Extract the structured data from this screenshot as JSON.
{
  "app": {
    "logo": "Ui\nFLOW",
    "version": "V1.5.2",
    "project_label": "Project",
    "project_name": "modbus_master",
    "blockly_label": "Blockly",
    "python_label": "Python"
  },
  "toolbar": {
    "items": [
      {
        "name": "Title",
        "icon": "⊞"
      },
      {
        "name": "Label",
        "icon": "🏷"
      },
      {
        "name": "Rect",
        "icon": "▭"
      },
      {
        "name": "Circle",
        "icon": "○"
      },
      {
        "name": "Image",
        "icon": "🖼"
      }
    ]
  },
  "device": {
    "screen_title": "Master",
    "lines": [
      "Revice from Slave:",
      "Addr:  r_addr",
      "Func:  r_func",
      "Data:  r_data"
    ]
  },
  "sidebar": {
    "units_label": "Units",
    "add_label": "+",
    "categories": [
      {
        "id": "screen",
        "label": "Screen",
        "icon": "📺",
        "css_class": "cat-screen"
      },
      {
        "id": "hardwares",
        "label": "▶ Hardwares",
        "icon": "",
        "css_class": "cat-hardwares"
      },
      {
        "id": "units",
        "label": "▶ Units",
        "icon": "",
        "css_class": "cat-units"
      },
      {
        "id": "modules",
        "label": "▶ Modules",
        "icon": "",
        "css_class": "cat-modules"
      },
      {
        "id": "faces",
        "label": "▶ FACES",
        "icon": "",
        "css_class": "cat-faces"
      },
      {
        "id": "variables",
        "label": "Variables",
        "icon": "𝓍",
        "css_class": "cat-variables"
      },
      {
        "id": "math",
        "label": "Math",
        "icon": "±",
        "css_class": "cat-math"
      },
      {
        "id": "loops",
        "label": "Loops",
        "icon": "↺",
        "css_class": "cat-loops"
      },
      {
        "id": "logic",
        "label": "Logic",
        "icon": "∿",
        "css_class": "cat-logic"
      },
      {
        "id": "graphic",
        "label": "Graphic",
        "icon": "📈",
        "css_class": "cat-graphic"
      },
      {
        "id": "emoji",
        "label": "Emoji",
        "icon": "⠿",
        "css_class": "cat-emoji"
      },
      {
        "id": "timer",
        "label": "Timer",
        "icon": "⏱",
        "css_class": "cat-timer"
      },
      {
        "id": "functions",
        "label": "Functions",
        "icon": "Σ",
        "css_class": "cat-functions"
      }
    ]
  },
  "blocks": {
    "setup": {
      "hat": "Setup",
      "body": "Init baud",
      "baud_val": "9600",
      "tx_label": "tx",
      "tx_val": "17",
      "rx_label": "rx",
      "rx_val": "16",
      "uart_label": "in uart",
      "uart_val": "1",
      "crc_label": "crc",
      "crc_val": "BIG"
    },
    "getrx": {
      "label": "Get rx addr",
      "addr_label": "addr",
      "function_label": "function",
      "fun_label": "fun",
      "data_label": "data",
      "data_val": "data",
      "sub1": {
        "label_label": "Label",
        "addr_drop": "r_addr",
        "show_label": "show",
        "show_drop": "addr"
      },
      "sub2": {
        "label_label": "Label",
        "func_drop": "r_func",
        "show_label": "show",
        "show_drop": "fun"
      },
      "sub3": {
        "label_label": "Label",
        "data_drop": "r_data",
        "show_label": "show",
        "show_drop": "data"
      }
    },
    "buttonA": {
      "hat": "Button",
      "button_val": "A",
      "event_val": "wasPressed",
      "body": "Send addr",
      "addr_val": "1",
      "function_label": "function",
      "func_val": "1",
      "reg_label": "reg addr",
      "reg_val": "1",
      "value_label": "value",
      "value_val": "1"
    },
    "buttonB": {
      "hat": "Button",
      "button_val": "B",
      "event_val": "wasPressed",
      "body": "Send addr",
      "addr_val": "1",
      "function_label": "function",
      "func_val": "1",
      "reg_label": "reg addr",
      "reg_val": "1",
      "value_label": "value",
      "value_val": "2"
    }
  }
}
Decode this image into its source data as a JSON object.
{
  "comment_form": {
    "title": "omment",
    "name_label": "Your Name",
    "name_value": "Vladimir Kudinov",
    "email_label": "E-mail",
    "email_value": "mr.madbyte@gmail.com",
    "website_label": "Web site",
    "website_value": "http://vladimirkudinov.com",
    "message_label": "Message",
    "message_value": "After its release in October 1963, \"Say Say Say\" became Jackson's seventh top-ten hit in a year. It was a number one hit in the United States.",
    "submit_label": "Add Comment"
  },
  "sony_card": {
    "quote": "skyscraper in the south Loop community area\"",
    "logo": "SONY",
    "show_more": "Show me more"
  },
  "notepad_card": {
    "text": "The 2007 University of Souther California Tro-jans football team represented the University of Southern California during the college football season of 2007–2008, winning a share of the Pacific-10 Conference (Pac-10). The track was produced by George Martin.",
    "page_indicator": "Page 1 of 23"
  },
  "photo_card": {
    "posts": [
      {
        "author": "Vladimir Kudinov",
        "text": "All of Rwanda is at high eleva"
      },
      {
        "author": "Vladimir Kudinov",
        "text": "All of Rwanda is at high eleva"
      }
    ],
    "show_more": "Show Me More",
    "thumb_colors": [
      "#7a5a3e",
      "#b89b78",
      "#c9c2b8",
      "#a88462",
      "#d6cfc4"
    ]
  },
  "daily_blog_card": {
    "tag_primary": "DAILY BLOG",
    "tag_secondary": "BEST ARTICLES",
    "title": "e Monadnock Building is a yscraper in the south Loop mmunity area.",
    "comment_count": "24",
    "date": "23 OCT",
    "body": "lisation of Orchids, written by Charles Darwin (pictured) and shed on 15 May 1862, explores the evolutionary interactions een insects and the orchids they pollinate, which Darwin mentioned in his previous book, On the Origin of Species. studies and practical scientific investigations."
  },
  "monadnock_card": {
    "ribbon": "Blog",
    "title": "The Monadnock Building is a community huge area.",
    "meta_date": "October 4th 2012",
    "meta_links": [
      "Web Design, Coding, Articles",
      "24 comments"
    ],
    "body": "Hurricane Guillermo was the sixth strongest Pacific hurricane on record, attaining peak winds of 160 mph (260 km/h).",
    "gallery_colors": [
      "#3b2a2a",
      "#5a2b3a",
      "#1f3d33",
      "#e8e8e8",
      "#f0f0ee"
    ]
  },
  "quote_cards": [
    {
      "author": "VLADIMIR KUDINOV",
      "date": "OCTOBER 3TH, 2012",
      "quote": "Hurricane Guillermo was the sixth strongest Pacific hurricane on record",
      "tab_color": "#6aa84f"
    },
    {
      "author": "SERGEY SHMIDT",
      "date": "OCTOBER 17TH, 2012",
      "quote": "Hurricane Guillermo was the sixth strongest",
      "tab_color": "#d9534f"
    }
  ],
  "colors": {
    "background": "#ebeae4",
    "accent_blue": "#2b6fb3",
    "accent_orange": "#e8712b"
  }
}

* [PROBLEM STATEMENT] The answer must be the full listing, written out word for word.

* [EXERCISE RESULT]
Extract the structured data from this screenshot as JSON.
{
  "app": {
    "logo": "Ui\nFLOW",
    "version": "V1.5.2",
    "project_label": "Project",
    "project_name": "modbus_master",
    "blockly_label": "Blockly",
    "python_label": "Python"
  },
  "toolbar": {
    "items": [
      {
        "name": "Title",
        "icon": "⊞"
      },
      {
        "name": "Label",
        "icon": "🏷"
      },
      {
        "name": "Rect",
        "icon": "▭"
      },
      {
        "name": "Circle",
        "icon": "○"
      },
      {
        "name": "Image",
        "icon": "🖼"
      }
    ]
  },
  "device": {
    "screen_title": "Master",
    "lines": [
      "Revice from Slave:",
      "Addr:  r_addr",
      "Func:  r_func",
      "Data:  r_data"
    ]
  },
  "sidebar": {
    "units_label": "Units",
    "add_label": "+",
    "categories": [
      {
        "id": "screen",
        "label": "Screen",
        "icon": "📺",
        "css_class": "cat-screen"
      },
      {
        "id": "hardwares",
        "label": "▶ Hardwares",
        "icon": "",
        "css_class": "cat-hardwares"
      },
      {
        "id": "units",
        "label": "▶ Units",
        "icon": "",
        "css_class": "cat-units"
      },
      {
        "id": "modules",
        "label": "▶ Modules",
        "icon": "",
        "css_class": "cat-modules"
      },
      {
        "id": "faces",
        "label": "▶ FACES",
        "icon": "",
        "css_class": "cat-faces"
      },
      {
        "id": "variables",
        "label": "Variables",
        "icon": "𝓍",
        "css_class": "cat-variables"
      },
      {
        "id": "math",
        "label": "Math",
        "icon": "±",
        "css_class": "cat-math"
      },
      {
        "id": "loops",
        "label": "Loops",
        "icon": "↺",
        "css_class": "cat-loops"
      },
      {
        "id": "logic",
        "label": "Logic",
        "icon": "∿",
        "css_class": "cat-logic"
      },
      {
        "id": "graphic",
        "label": "Graphic",
        "icon": "📈",
        "css_class": "cat-graphic"
      },
      {
        "id": "emoji",
        "label": "Emoji",
        "icon": "⠿",
        "css_class": "cat-emoji"
      },
      {
        "id": "timer",
        "label": "Timer",
        "icon": "⏱",
        "css_class": "cat-timer"
      },
      {
        "id": "functions",
        "label": "Functions",
        "icon": "Σ",
        "css_class": "cat-functions"
      }
    ]
  },
  "blocks": {
    "setup": {
      "hat": "Setup",
      "body": "Init baud",
      "baud_val": "9600",
      "tx_label": "tx",
      "tx_val": "17",
      "rx_label": "rx",
      "rx_val": "16",
      "uart_label": "in uart",
      "uart_val": "1",
      "crc_label": "crc",
      "crc_val": "BIG"
    },
    "getrx": {
      "label": "Get rx addr",
      "addr_label": "addr",
      "function_label": "function",
      "fun_label": "fun",
      "data_label": "data",
      "data_val": "data",
      "sub1": {
        "label_label": "Label",
        "addr_drop": "r_addr",
        "show_label": "show",
        "show_drop": "addr"
      },
      "sub2": {
        "label_label": "Label",
        "func_drop": "r_func",
        "show_label": "show",
        "show_drop": "fun"
      },
      "sub3": {
        "label_label": "Label",
        "data_drop": "r_data",
        "show_label": "show",
        "show_drop": "data"
      }
    },
    "buttonA": {
      "hat": "Button",
      "button_val": "A",
      "event_val": "wasPressed",
      "body": "Send addr",
      "addr_val": "1",
      "function_label": "function",
      "func_val": "1",
      "reg_label": "reg addr",
      "reg_val": "1",
      "value_label": "value",
      "value_val": "1"
    },
    "buttonB": {
      "hat": "Button",
      "button_val": "B",
      "event_val": "wasPressed",
      "body": "Send addr",
      "addr_val": "1",
      "function_label": "function",
      "func_val": "1",
      "reg_label": "reg addr",
      "reg_val": "1",
      "value_label": "value",
      "value_val": "2"
    }
  }
}
Decode this image into its source data as a JSON object.
{
  "comment_form": {
    "title": "omment",
    "name_label": "Your Name",
    "name_value": "Vladimir Kudinov",
    "email_label": "E-mail",
    "email_value": "mr.madbyte@gmail.com",
    "website_label": "Web site",
    "website_value": "http://vladimirkudinov.com",
    "message_label": "Message",
    "message_value": "After its release in October 1963, \"Say Say Say\" became Jackson's seventh top-ten hit in a year. It was a number one hit in the United States.",
    "submit_label": "Add Comment"
  },
  "sony_card": {
    "quote": "skyscraper in the south Loop community area\"",
    "logo": "SONY",
    "show_more": "Show me more"
  },
  "notepad_card": {
    "text": "The 2007 University of Souther California Tro-jans football team represented the University of Southern California during the college football season of 2007–2008, winning a share of the Pacific-10 Conference (Pac-10). The track was produced by George Martin.",
    "page_indicator": "Page 1 of 23"
  },
  "photo_card": {
    "posts": [
      {
        "author": "Vladimir Kudinov",
        "text": "All of Rwanda is at high eleva"
      },
      {
        "author": "Vladimir Kudinov",
        "text": "All of Rwanda is at high eleva"
      }
    ],
    "show_more": "Show Me More",
    "thumb_colors": [
      "#7a5a3e",
      "#b89b78",
      "#c9c2b8",
      "#a88462",
      "#d6cfc4"
    ]
  },
  "daily_blog_card": {
    "tag_primary": "DAILY BLOG",
    "tag_secondary": "BEST ARTICLES",
    "title": "e Monadnock Building is a yscraper in the south Loop mmunity area.",
    "comment_count": "24",
    "date": "23 OCT",
    "body": "lisation of Orchids, written by Charles Darwin (pictured) and shed on 15 May 1862, explores the evolutionary interactions een insects and the orchids they pollinate, which Darwin mentioned in his previous book, On the Origin of Species. studies and practical scientific investigations."
  },
  "monadnock_card": {
    "ribbon": "Blog",
    "title": "The Monadnock Building is a community huge area.",
    "meta_date": "October 4th 2012",
    "meta_links": [
      "Web Design, Coding, Articles",
      "24 comments"
    ],
    "body": "Hurricane Guillermo was the sixth strongest Pacific hurricane on record, attaining peak winds of 160 mph (260 km/h).",
    "gallery_colors": [
      "#3b2a2a",
      "#5a2b3a",
      "#1f3d33",
      "#e8e8e8",
      "#f0f0ee"
    ]
  },
  "quote_cards": [
    {
      "author": "VLADIMIR KUDINOV",
      "date": "OCTOBER 3TH, 2012",
      "quote": "Hurricane Guillermo was the sixth strongest Pacific hurricane on record",
      "tab_color": "#6aa84f"
    },
    {
      "author": "SERGEY SHMIDT",
      "date": "OCTOBER 17TH, 2012",
      "quote": "Hurricane Guillermo was the sixth strongest",
      "tab_color": "#d9534f"
    }
  ],
  "colors": {
    "background": "#ebeae4",
    "accent_blue": "#2b6fb3",
    "accent_orange": "#e8712b"
  }
}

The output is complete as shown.